Nasir Jalal carefully pulls a tattered journal out of his backpack, taking from it a picture of his wife and two children and a poem he wrote about them.
Although Jalal’s family is here now, he lived without them until last April, his biggest challenge after making the decision to come to CSU to earn his Ph.D., he said.
“I think it was more difficult for him than me,” said Runeela Jalal, Nasir’s wife. “He was all alone. I was with my parents, and I had something to do. I missed him, but I had so many things on my mind.”
A challenge from day one, 17 years ago
In 1991, Jalal’s interest in studying abroad was brought to the forefront of his life. He applied to Purdue University to pursue medicine, but when he was accepted, he had to turn down the offer because he was unable to receive the financial aid he needed.
He applied for the Fulbright Scholarship three times and the Common Wealth Scholarship — which would have allowed him to study in England — once. In 2006, Jalal was finally awarded the Fulbright, putting his long-time dreams directly in front of him.
And Jalal’s determination is not unjustified.
Without hesitation, Jalal said it was important for him to come to the U.S. for two reasons. One: Pakistan is fostering a developing economy and education system, and having a higher education makes it easier to get a job. Two: personal development.
“I believe in knowing things and knowing things in a better way,” he said.
Having to work harder
Because of limits that Jalal encountered in applying to study abroad, economic class is no small topic for him.
He grew up in Lahore, Pakistan in a middle-class family with three siblings. His father was a teacher, and his mother was a nurse.
“It was always like trying to make the two ends meet,” he said. “Growing up in that situation made me realize what the problems of the poor are.”
But when Jalal was 18, he learned a valuable lesson about being poor, he said.
He had friends in school whose families were better off than his, which made him feel inferior. But once he got older, his father and relatives showed him how to feel otherwise.
“It’s not bad to be poor, you just have to work harder,” he said, reflecting his father’s lessons.
Struggling with war
Although the pages of Jalal’s journal are filled with text about his family, this isn’t the only struggle that’s found there.
Jalal said there was a time in life when he faced religious discrimination in Pakistan for being a Christian, noting the oddity that he now sometimes faces discrimination in the U.S. for “being brown.”
“For me, (the journal is) a vent to let go of my feelings at times because science doesn’t connect on an emotional level,” he said.
Part of the reason Jalal faces such discrimination here, he said, is because of the way news media portrays the war in Pakistan.
He said Americans don’t get to hear about the vast numbers of innocent lives that are taken in Pakistan because the media does not want to risk losing citizen’s support.
But if people knew this, he said, they would raise their voices.
“I feel like when you tell people you are from Pakistan, they are scared,” he said. “But 99 percent of people from ‘failed states’ are peace-loving people.”
Although Jalal seems to feel strongly about the subject, he speaks of the war in a relatively casual manner.
“There are bomb blasts sometimes, but life goes on,” he said, noting that some of his relatives have been within 500 yards of bomb blasts.
Right now Jalal is working on a project funded by NASA that investigates the effects of cosmic radiation on human DNA as part of his Ph.D. project.
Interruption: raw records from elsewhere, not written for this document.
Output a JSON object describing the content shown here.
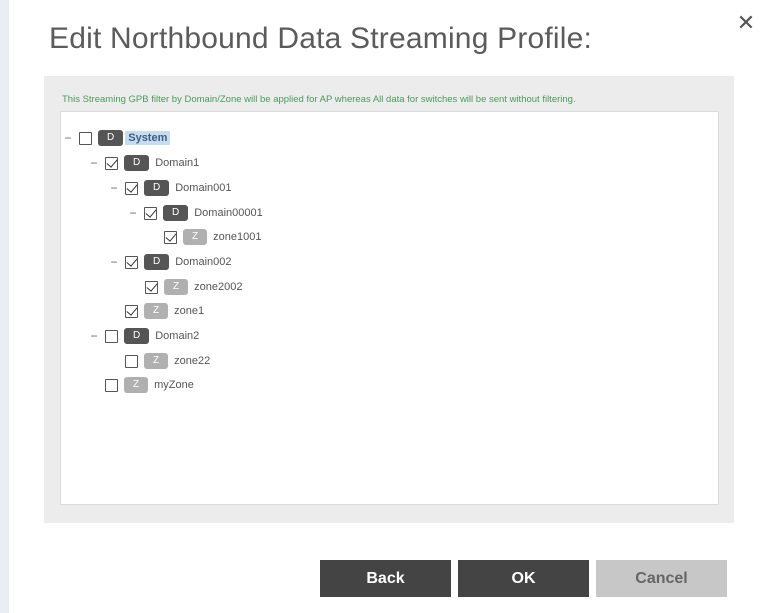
{
  "dialog": {
    "title": "Edit Northbound Data Streaming Profile:",
    "close_glyph": "✕"
  },
  "filter_note": "This Streaming GPB filter by Domain/Zone will be applied for AP whereas All data for switches will be sent without filtering.",
  "tree": {
    "system": {
      "badge": "D",
      "label": "System",
      "checked": false,
      "expander": "−"
    },
    "domain1": {
      "badge": "D",
      "label": "Domain1",
      "checked": true,
      "expander": "−"
    },
    "domain001": {
      "badge": "D",
      "label": "Domain001",
      "checked": true,
      "expander": "−"
    },
    "domain00001": {
      "badge": "D",
      "label": "Domain00001",
      "checked": true,
      "expander": "−"
    },
    "zone1001": {
      "badge": "Z",
      "label": "zone1001",
      "checked": true
    },
    "domain002": {
      "badge": "D",
      "label": "Domain002",
      "checked": true,
      "expander": "−"
    },
    "zone2002": {
      "badge": "Z",
      "label": "zone2002",
      "checked": true
    },
    "zone1": {
      "badge": "Z",
      "label": "zone1",
      "checked": true
    },
    "domain2": {
      "badge": "D",
      "label": "Domain2",
      "checked": false,
      "expander": "−"
    },
    "zone22": {
      "badge": "Z",
      "label": "zone22",
      "checked": false
    },
    "myzone": {
      "badge": "Z",
      "label": "myZone",
      "checked": false
    }
  },
  "buttons": {
    "back": "Back",
    "ok": "OK",
    "cancel": "Cancel"
  },
  "colors": {
    "note_text": "#4a9a5a",
    "domain_badge": "#555555",
    "zone_badge": "#b0b0b0",
    "selected_bg": "#c9dcec",
    "primary_button": "#444444",
    "disabled_button": "#c7c7c7"
  }
}
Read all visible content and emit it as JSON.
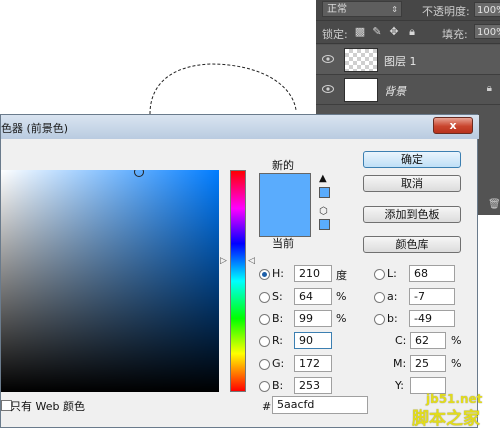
{
  "layers_panel": {
    "blend_mode": "正常",
    "opacity_label": "不透明度:",
    "opacity_value": "100%",
    "lock_label": "锁定:",
    "fill_label": "填充:",
    "fill_value": "100%",
    "layers": [
      {
        "name": "图层 1",
        "thumbnail": "transparent-checker",
        "selected": true
      },
      {
        "name": "背景",
        "thumbnail": "white",
        "locked": true
      }
    ]
  },
  "dialog": {
    "title": "色器 (前景色)",
    "close_label": "x",
    "new_label": "新的",
    "current_label": "当前",
    "buttons": {
      "ok": "确定",
      "cancel": "取消",
      "add_swatch": "添加到色板",
      "libraries": "颜色库"
    },
    "fields": {
      "H": {
        "label": "H:",
        "value": "210",
        "unit": "度"
      },
      "S": {
        "label": "S:",
        "value": "64",
        "unit": "%"
      },
      "B": {
        "label": "B:",
        "value": "99",
        "unit": "%"
      },
      "R": {
        "label": "R:",
        "value": "90"
      },
      "G": {
        "label": "G:",
        "value": "172"
      },
      "Bb": {
        "label": "B:",
        "value": "253"
      },
      "L": {
        "label": "L:",
        "value": "68"
      },
      "a": {
        "label": "a:",
        "value": "-7"
      },
      "b": {
        "label": "b:",
        "value": "-49"
      },
      "C": {
        "label": "C:",
        "value": "62",
        "unit": "%"
      },
      "M": {
        "label": "M:",
        "value": "25",
        "unit": "%"
      },
      "Y": {
        "label": "Y:",
        "value": ""
      }
    },
    "web_only_label": "只有 Web 颜色",
    "hex_label": "#",
    "hex_value": "5aacfd",
    "new_color": "#5aacfd",
    "current_color": "#5aacfd"
  },
  "watermark": {
    "line1": "jb51.net",
    "line2": "脚本之家"
  },
  "colors": {
    "panel_bg": "#535353",
    "dialog_bg": "#f0f0f0",
    "selected_color": "#5aacfd"
  }
}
He plans on graduating in 2012 and returning to Pakistan.
But Jalal does not want just any old job. He has other things in mind.
He said currently Pakistan has very good cancer treatment hospitals but that there is no cancer research being conducted, something he hopes to change.
He would also like to establish a school in Pakistan that will be free of cost until the high school level. This, he said, will help break down the social classes that the current system creates.
“Schools now in Pakistan develop a class. They give people an idea of rich or poor at a young age,” he said. “I want to end that culture.”
Entertainment Editor Cece Wildeman can be reached at email@example.com.